Journey didn’t pay for their own movie
The film-maker behind Journey’s documentary movie says that when she started work she was hoping the band would offer to pay for production.
When they didn’t, she found other ways to fund the work – and by the time they did want to contribute cash, she didn’t want to take it.
Keep On Believin’: Everyman’s Journey follows the rise of previously-unknown vocalist Arnel Pineda from his hiring in 2008 to the 2010 Eclipse album recording sessions, and his return home to the poverty-stricken Filipino city of Manila.
Director Ramona Diaz tells Ultimate Classic Rock that the financial aspect “never came together” during production. She explains: “It would have been different if the band came to us and said, ‘Hey, make this film.’ We were sort of going after that; when they finally said yes we couldn’t say, ‘Oh, yeah, can you pay for it?’

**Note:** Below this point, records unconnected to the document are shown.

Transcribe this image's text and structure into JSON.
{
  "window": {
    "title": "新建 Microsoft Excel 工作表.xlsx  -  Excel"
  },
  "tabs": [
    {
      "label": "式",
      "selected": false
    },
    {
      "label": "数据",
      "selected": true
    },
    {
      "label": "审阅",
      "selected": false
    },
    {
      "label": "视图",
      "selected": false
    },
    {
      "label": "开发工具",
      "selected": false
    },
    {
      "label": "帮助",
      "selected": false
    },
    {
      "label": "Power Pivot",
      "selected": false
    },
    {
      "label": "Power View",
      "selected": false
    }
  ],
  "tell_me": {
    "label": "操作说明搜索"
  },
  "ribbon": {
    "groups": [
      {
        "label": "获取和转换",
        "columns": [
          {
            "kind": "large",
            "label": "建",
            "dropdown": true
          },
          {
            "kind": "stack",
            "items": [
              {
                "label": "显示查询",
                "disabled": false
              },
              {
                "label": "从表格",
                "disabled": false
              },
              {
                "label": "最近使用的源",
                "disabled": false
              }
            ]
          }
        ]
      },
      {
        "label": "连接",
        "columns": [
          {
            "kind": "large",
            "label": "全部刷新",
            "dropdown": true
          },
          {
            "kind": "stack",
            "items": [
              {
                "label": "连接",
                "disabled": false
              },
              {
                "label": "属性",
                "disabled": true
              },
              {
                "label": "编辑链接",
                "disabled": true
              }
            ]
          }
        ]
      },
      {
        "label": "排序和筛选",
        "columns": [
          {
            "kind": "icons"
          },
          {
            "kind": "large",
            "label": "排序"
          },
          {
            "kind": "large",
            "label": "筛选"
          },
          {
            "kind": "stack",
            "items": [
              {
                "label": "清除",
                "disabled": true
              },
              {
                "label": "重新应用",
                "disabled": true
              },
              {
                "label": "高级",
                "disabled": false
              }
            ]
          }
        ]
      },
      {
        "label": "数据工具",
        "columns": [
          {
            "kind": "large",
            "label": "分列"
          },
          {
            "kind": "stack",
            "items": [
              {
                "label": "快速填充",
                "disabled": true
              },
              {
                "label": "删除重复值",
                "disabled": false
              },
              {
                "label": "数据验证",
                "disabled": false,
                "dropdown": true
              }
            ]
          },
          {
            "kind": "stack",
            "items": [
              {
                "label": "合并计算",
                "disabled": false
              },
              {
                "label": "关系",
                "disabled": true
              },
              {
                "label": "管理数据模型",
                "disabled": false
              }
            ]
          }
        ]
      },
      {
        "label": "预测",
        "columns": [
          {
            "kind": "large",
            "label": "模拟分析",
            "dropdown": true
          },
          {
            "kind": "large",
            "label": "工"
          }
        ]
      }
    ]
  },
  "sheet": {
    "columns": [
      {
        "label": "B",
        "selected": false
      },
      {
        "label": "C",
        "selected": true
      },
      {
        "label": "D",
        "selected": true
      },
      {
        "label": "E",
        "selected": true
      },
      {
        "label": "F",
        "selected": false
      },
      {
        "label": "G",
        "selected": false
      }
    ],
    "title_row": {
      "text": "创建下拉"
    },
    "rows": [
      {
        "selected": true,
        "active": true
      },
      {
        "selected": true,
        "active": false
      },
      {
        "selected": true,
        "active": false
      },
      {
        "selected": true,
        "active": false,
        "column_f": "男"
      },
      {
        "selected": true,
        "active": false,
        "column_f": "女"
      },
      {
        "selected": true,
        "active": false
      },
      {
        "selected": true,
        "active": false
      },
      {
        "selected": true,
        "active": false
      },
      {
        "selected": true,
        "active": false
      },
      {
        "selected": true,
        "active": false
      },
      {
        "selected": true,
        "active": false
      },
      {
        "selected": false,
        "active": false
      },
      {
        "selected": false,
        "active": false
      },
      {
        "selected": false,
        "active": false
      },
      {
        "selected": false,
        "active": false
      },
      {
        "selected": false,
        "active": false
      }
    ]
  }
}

“My producer put it on her credit cards, and when she ran out of that I borrowed money from my family. Then we got some investors from friends and family – small, small amounts of money.”
Once they warmed to the idea Journey became more supportive, but by that time Diaz had established a method of working.
“We started in 2008, the summer tour, and we jumped on and off,” she explains. “We’d run out of money, jump off, make some commercials, raise some money and jump back on.”
Eventually the band did offer to open their wallets. “At some point they realised, ‘Oh, okay, this might be something.’ By then we didn’t want to cross that line of taking their money, because then we would be making a vanity project. We needed to stay independent – so that’s what we’ve done this entire time.”
Diaz was surprised to discover that, despite their fame and fortune, Neal Schon and co weren’t used to being followed by cameras. “The tough thing was when I wanted to film them writing a song,” she reports. “They gave me permission finally when we were in Manila and they wrote City of Hope, which they dedicated to Arnel and the city, because they were so inspired.
“I said, ‘You’ve got to let me film this.’ By then, they knew me and they knew that I wasn’t out to get them. I think it’s just a matter of hanging out long enough that they trust you and they get used to you.”
And there’s plenty of material that didn’t make it into the final cut, says the director: “I actually continued filming with the guys in their homes, which is not in the film. I thought the film could handle that, but it couldn’t.”
Despite saying she was “never a hardcore Journey fan” Diaz says she’s been impressed by what she learned about the band.
“It was surprising to find out they were the ones who started the big monitors on stage, so that people in the nosebleeds would feel like it was still an intimate experience. Now it’s a matter of course, but the fact that they were the first ones – I was like, ‘Wow.’
“Then they got their reputation for being corporate rock, because they were so slick and got sponsors. Now everyone gets sponsors. Ross Valory actually told me a really funny story about how Mick Jagger came around and visited them in San Francisco, wanting to know how they did it and what they were doing business-wise.
“They created a catalog and not just one or two songs, but a catalog of music that’s timeless and works. Every night, it works. I saw it: you feel the energy, like it’s the first time. That’s magic – not everyone can do that. To me, it’s just pretty incredible what they’ve done.”